Today I read an essay from the editors of n+1 called “Revolt of the Elites” What I found interesting – aside from its compelling and balanced analysis of the anti-intellectual climate in America today – was its mention of the practice of articulate language and analysis as a marker for those who are most often dismissed by the political right as being out of touch with the “real world.”
You know the story: liberal universities under the control of elitist, intellectual professors are not only indoctrinating our young people into a culture of politically correct ideology, they are also corrupting government policy, the constitution, and nearly every other traditional American institution in their quest for a one world socialist government. Or something to that effect.
As if a life of intense study, competitive discourse, intellectual discipline, and the ability to express insightful, hard-earned perspectives on relevant issues specific to a field of academic study somehow disqualifies a person when it comes to debating serious political issues. Or, from a different angle, as if people of immense wealth, power, or economic influence were more in tune with the daily lives of ordinary people.
In other words, the boogey man is not the guy who outsourced your place of employment, started a war, or received a multi-million dollar bonus after collapsing the economy. Instead, s/he has a PhD in the social sciences and s/he’s out to get you.
But, all sarcasm aside, here’s a few excerpts and a link to the article:
“Has any concept more completely defined and disfigured public life over the last generation than so-called elitism? Ever since Richard Nixon’s speechwriters pitted a silent majority (later sometimes “the real America”) against the nattering nabobs of negativism (later “tenured radicals,” the “cultural elite,” and so on), American political, aesthetic, and intellectual experience can only be glimpsed through a thickening fog of culture war. And the fog, very often, has swirled around a single disreputable term.
“The first thing to note is the migration of the word elite and its cognates away from politics proper and into culture …”

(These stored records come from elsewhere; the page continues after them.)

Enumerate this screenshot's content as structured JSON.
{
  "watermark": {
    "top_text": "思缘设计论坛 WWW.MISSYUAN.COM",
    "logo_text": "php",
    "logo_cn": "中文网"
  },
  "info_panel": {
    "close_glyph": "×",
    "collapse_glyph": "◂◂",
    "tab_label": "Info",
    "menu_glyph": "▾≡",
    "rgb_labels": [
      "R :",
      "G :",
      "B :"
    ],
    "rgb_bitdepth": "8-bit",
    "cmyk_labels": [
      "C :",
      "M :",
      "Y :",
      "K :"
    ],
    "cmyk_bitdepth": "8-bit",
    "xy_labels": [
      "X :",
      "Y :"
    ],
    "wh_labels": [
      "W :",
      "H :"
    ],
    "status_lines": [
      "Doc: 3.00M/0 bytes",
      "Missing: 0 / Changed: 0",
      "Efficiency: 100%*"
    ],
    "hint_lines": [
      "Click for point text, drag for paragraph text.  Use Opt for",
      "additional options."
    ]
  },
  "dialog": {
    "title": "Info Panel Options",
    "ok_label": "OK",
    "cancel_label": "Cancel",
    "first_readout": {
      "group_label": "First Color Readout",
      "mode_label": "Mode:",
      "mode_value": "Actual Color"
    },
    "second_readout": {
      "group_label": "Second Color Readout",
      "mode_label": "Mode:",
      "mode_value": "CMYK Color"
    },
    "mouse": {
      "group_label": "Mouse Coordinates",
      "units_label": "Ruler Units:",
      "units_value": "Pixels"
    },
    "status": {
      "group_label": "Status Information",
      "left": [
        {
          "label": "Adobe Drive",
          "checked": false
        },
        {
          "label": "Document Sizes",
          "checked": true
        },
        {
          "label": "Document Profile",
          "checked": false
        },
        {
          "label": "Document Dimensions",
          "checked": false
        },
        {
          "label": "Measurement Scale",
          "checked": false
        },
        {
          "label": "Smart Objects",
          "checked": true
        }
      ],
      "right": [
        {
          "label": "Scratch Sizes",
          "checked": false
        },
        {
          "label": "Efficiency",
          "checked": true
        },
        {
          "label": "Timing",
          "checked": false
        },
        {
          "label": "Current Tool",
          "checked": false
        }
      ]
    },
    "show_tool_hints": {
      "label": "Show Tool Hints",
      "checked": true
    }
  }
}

“… Certain varieties of culture — and politics — are much more likely to get branded elitist than others. It’s striking, for instance, how few complaints one hears about the elitism of movie, TV, or pop music production, when these usually require millions of dollars to get off the ground. Equally few protests are uttered about the barriers to entry in running political advertisements. In fact it seems to be especially with reference to basically verbal spheres — spoken or written words addressed to a general audience, and politics as a matter of public debate rather than practical state coercion — that elitism most often comes up …”[Click here to read the whole article]